Hating your friends
Come on Feel The Lemonheads
by Adam Perry
(for Boulder Weekly, 6/11/09)
The cover is a polarizing thing.
Some people prefer the off-the-wall cover — take “My Favorite Things” by John Coltrane, “Satisfaction” by Devo or “Tomorrow Never Knows” by Brian Eno and Phil Manzanera — classic tunes re-interpreted in a fresh and inventive style where only the original over-lying melody is still present but the weight of the initial spirit successfully shines through the vision of a different performer.
Some prefer the faithful cover — see the Sea and Cake’s “Sound & Vision,” “Four Strong Winds” by Neil Young or “Waitin’ Around to Die” by the Be Good Tanyas — a new artist does justice to a beloved favorite by giving it the honest essence of their unique talent, whether it’s a screaming guitar solo or brilliant female sensibility.
Some just prefer the sound of a deep-voiced early-’90s alt-rock sex symbol playing anything.
I fall in the first category — the Feelies’ raging “Everybody’s Got Something to Hide (Except Me and My Monkey)” and the New Bomb Turks’ half-time hardcore version of Wire’s “Mr. Suit” are near the top of my list of favorite covers — but I have to admit that the one-time title holder of People Magazine’s “Sexiest Man Alive” Evan Dando has something for every finicky music geek on his new covers LP, Varshons, just released on The End Records.
Just about everyone who’s had even a toe in the waters of the music industry has a friend with an “I know someone who dated Evan Dando” story. Famous for fronting The Lemonheads, who rose to worldwide fame with their cover of Simon and Garfunkel’s “Mrs. Robinson” in 1992, Dando pretty much disappeared in the mid-to-late ’90s, succumbing to crack addiction and the temptation that comes with being able to sleep with just about everyone who’s had a toe in the waters of the music industry.
Thus, between 1996 and 2006 there were no Lemonheads releases, although in that time Dando put out his only solo album (2003’s Baby I’m Bored) and made the tabloids for partying with people like Courtney Love and Johnny Depp. The former Boston alt-rock dude went all L.A.
The L.A. part hasn’t changed with the new covers album, as Kate Moss and Liv Tyler both appear as guest vocalists on Varshons, but Dando seems to have at least partially returned to the playful nature of It’s a Shame About Ray and even earlier Lemonheads albums.
Dando’s versions of “Waitin’ Around to Die” (Townes Van Zandt) and “Beautiful” (written by Linda Perry but made famous by Christina Aguilera) won’t exactly bowl anyone over: they’re faithful (but stale) covers by someone with a an exceptional voice. “Hey, That’s No Way to Say Goodbye” (Leonard Cohen) is a similar story; it’s a song that’s been covered a lot, and despite the fact that it’s a duet with Tyler, nothing remarkable happens.
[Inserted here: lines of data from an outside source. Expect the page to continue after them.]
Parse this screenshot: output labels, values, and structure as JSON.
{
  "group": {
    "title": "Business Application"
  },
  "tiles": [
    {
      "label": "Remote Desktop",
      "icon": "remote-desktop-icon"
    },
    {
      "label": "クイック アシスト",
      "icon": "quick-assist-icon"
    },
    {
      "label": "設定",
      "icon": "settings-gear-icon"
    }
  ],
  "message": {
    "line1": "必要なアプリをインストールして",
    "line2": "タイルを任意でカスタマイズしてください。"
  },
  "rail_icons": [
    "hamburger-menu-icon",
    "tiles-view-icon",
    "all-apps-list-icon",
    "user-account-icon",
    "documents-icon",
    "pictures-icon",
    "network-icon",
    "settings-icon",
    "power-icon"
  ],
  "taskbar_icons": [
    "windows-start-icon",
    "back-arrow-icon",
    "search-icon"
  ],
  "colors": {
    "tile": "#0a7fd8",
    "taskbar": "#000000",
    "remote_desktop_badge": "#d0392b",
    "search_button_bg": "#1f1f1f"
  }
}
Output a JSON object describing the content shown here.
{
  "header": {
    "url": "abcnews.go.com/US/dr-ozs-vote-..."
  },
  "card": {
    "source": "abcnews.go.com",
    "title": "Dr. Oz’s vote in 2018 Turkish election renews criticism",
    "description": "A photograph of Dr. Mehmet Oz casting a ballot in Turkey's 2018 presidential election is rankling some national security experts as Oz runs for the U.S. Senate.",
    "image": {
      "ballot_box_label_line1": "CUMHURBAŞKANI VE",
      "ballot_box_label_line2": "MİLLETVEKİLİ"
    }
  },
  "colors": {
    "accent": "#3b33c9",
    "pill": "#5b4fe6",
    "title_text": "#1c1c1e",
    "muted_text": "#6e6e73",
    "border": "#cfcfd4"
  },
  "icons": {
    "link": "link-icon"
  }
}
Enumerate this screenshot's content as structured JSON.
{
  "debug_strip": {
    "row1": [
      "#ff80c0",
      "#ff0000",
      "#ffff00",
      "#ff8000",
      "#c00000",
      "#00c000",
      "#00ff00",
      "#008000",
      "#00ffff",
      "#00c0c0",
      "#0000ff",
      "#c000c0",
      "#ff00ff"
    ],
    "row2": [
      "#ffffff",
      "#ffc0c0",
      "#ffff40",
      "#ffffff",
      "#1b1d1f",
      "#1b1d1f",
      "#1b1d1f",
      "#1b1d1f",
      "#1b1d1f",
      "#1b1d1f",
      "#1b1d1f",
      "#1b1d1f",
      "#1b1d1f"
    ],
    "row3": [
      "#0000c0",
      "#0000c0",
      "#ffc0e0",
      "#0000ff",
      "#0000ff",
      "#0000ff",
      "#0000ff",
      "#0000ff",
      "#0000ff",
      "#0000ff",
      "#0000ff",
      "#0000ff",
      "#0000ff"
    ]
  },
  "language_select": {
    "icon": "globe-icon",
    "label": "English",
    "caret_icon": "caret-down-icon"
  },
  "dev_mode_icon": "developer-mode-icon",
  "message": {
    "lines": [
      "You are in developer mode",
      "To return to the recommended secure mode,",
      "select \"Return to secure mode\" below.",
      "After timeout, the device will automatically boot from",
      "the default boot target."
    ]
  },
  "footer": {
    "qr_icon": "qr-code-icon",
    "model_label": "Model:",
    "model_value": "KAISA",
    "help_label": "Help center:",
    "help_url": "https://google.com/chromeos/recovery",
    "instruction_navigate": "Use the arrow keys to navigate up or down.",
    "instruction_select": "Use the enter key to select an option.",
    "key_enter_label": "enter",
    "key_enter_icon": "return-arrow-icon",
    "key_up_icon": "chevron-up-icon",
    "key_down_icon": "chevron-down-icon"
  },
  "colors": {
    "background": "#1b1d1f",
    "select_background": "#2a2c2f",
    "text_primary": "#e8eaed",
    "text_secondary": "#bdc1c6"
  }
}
Dando’s balladeer rendition of the Cramps’ punk classic “Green Fuzz” (originally by Texas’ Green Fuz) is something special, though.
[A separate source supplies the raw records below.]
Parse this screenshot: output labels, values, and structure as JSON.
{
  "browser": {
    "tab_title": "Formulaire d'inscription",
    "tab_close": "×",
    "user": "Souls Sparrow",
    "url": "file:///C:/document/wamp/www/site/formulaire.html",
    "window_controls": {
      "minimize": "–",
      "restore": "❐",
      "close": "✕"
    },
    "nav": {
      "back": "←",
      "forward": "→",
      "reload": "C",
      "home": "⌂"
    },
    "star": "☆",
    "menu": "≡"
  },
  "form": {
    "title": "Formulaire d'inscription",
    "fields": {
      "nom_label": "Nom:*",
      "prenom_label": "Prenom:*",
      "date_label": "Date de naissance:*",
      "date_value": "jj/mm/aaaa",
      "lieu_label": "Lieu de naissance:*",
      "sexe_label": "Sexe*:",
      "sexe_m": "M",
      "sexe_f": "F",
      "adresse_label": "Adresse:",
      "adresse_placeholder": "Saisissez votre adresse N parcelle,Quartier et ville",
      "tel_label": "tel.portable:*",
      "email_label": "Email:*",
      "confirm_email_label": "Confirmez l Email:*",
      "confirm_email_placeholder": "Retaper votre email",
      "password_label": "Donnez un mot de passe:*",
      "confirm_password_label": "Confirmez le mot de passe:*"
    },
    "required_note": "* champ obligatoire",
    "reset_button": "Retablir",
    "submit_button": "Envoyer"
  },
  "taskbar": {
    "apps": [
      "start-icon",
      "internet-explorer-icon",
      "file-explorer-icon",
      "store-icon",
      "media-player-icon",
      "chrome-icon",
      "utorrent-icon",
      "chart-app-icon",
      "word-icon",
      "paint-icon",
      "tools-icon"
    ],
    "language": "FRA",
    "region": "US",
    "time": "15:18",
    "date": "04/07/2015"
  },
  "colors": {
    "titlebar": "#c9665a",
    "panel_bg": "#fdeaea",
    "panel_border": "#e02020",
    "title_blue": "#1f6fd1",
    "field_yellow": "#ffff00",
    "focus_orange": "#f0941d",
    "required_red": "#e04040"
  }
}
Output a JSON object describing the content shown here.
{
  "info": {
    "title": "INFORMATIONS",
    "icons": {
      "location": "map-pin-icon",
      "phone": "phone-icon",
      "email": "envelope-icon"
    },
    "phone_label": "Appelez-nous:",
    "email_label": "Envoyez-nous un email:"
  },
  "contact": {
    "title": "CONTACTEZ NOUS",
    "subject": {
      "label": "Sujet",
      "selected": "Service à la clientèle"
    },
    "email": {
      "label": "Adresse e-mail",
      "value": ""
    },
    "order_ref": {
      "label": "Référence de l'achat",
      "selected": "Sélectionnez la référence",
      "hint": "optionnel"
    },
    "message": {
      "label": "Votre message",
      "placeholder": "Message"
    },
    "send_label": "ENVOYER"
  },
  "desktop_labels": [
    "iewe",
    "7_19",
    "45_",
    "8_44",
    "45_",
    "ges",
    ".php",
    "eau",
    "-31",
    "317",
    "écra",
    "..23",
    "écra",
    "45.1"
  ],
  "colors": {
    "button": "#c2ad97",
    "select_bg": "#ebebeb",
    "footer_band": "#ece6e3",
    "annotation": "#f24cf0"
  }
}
He took a slow-churning, campy psychedelic-rockabilly song and made it a soulful, melancholy croon. That’s exactly the kind of 180 some of us go for.
Whether this entertaining — what else can you call an album where a G.G. Allin cover precedes an electro-clash collaboration with Kate Moss? — cover album will steer the 42-year-old Dando’s rejuvenated career into more interesting musical territory than The Lemonheads’ self-titled 2006 comeback album, it’s impossible to predict. I’m not even sure why they’re called The Lemonheads and not something like Evan Dando and Friends, as the two other original members were gone by 1987, and the most memorable Lemonheads lineup (with Juliana Hatfield) only lasted for a few years in the early ’90s.
I do know that sobriety is a good thing, and Evan Dando puts on a decent live show when he’s not hours late. Plus, the reality that he’s been divisive enough to have inspired a famous “anti-Dando” fanzine means he must have done something right. Pissing people off takes serious work, as does surviving not only crack but Courtney Love — but hey, words can’t bring him down.